On any given day, there are 500,000 children and youth in the foster care system, according to the Annie E. Casey Foundation, a national leader on child welfare issues. When these youth “age out” of the system they often do not possess the skills to thrive on their own.
Few public health, child welfare or juvenile services networks have addressed the critical need for relevant, high-quality, population-specific sexuality education for the youth in their care — many of whom are sexually active, have been victims of sexual abuse and whose life circumstances place them at high risk for STIs, teen pregnancy and sexual exploitation.

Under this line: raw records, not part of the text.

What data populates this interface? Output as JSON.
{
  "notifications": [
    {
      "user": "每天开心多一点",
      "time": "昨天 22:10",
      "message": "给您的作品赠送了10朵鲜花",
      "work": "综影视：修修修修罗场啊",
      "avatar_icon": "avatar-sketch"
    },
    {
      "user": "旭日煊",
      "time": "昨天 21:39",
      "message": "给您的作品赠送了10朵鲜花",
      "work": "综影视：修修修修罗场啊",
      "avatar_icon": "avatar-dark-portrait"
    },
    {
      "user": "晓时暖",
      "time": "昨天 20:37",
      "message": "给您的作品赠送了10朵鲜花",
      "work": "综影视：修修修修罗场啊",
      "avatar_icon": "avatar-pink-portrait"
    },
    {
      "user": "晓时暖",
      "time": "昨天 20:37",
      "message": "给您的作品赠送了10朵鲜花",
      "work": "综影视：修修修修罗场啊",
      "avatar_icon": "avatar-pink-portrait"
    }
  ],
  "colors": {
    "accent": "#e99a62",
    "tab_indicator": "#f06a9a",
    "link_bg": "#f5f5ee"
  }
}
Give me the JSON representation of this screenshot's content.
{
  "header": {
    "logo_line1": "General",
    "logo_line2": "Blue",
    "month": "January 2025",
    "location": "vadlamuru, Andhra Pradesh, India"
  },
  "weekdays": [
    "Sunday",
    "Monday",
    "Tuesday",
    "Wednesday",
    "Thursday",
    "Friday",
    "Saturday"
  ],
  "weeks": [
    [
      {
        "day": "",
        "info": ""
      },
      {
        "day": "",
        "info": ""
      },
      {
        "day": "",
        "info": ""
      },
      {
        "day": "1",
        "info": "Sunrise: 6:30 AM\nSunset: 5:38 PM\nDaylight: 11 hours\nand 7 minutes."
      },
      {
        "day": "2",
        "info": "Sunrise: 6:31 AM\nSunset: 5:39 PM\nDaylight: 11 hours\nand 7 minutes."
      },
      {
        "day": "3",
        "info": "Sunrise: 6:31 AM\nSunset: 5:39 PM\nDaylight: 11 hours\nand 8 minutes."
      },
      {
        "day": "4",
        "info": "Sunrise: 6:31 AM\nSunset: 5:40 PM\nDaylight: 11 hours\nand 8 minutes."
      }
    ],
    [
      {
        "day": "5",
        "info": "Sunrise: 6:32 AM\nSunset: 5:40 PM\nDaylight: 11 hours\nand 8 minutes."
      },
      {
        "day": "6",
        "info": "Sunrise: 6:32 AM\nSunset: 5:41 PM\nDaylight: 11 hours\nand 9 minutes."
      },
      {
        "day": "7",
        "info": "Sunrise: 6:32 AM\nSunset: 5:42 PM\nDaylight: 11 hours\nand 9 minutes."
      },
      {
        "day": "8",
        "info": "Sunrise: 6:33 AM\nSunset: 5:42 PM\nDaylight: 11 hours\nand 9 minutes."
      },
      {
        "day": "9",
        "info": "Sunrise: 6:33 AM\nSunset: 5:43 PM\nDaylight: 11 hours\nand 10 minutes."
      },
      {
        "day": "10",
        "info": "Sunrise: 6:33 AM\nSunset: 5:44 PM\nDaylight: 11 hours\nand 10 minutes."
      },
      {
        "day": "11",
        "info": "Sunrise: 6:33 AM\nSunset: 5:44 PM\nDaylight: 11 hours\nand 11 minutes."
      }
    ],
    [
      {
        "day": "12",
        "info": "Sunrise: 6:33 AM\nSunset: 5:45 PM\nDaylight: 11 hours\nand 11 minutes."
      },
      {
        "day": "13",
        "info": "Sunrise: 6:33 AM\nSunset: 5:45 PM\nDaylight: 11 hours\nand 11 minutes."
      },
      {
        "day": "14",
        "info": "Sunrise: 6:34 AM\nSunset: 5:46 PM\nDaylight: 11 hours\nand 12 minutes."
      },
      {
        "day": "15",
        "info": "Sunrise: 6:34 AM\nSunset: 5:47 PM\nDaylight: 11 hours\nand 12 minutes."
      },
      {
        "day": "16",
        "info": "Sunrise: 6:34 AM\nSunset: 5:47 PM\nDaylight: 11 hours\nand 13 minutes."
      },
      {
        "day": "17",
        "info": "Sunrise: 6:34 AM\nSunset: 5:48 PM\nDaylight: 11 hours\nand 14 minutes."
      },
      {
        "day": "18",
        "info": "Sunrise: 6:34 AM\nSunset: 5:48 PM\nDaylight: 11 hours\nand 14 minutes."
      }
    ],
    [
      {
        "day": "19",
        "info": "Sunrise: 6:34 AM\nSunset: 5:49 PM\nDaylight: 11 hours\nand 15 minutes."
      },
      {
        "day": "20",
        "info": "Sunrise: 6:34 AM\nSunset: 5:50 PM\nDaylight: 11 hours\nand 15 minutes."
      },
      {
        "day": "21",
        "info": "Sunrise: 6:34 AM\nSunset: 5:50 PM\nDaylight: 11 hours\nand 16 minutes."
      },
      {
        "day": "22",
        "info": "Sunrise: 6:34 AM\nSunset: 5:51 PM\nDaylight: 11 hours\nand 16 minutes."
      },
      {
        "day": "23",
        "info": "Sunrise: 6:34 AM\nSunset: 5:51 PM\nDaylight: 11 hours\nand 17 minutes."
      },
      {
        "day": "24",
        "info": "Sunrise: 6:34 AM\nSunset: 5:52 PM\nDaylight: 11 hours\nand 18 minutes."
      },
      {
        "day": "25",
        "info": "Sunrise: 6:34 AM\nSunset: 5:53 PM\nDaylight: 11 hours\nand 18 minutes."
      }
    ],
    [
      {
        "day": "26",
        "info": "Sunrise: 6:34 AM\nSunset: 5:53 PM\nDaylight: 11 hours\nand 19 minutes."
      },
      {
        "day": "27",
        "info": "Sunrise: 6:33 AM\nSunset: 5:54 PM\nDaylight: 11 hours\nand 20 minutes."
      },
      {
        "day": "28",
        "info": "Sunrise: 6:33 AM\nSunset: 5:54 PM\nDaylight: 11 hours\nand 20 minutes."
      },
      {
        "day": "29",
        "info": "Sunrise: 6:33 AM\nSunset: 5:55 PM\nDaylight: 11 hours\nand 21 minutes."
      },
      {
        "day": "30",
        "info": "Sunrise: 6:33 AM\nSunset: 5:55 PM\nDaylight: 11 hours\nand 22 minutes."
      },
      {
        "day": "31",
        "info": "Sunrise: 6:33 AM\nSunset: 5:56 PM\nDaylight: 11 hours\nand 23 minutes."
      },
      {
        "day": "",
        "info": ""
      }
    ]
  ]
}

According to the National Campaign to Prevent Teen & Unplanned Pregnancy, males and females in foster care are 2.5 times more likely to become pregnant or get someone pregnant than their non-system involved peers. Almost half of girls in foster care have been pregnant at least once by age 19 and nearly one-third have had at least one child before they reach age 20. When it comes to youth in foster care and the risk of unplanned pregnancy, the National Campaign states, “The statistics speak for themselves.”
The elevated risk has serious human and financial costs and consequences for the young people, their families and the child welfare and juvenile justice systems across our country. Helping these young people avoid STIs and unplanned pregnancy is a major public health, child welfare and juvenile services challenge that requires immediate attention and practical, effective solutions. Over the years, few resources have been identified to address this challenge effectively — with the exception of one curriculum, Power Through Choices (PTC). Designed with and for young people living in foster and other out-of-home care, PTC has demonstrated its effectiveness in meeting the specific needs of youth in the foster care and juvenile services systems through a rigorous evaluation conducted in multiple settings across the country. It is an evidence-based program ready for replication – a solution to address the sexual health needs of system-involved youth.
PTC’s Health Education Goals
The goal of the PTC curriculum is to provide system-involved youth with relevant information and skills to help them avoid risk-taking sexual behavior and reduce the incidence of adolescent pregnancy, HIV and other STIs. Curriculum objectives focus on enabling program participants to:
- Make healthy, positive choices related to sexual behavior.
- Build condom and contraceptive knowledge and skills.
- Develop and practice effective communication skills.
- Learn how to access available resources.
The revised curriculum, Power Through Choices: My Life, My Choices (2nd Edition), was part of an extensive federal evaluation conducted with support from the HHS Administration on Children and Families. The curriculum revisions expanded and strengthened the adolescent development, reproductive health education and skill-building content. The program was updated with direct input from youth living in foster and juvenile services congregate care settings, ensuring the new content continued to address the realities of their lives.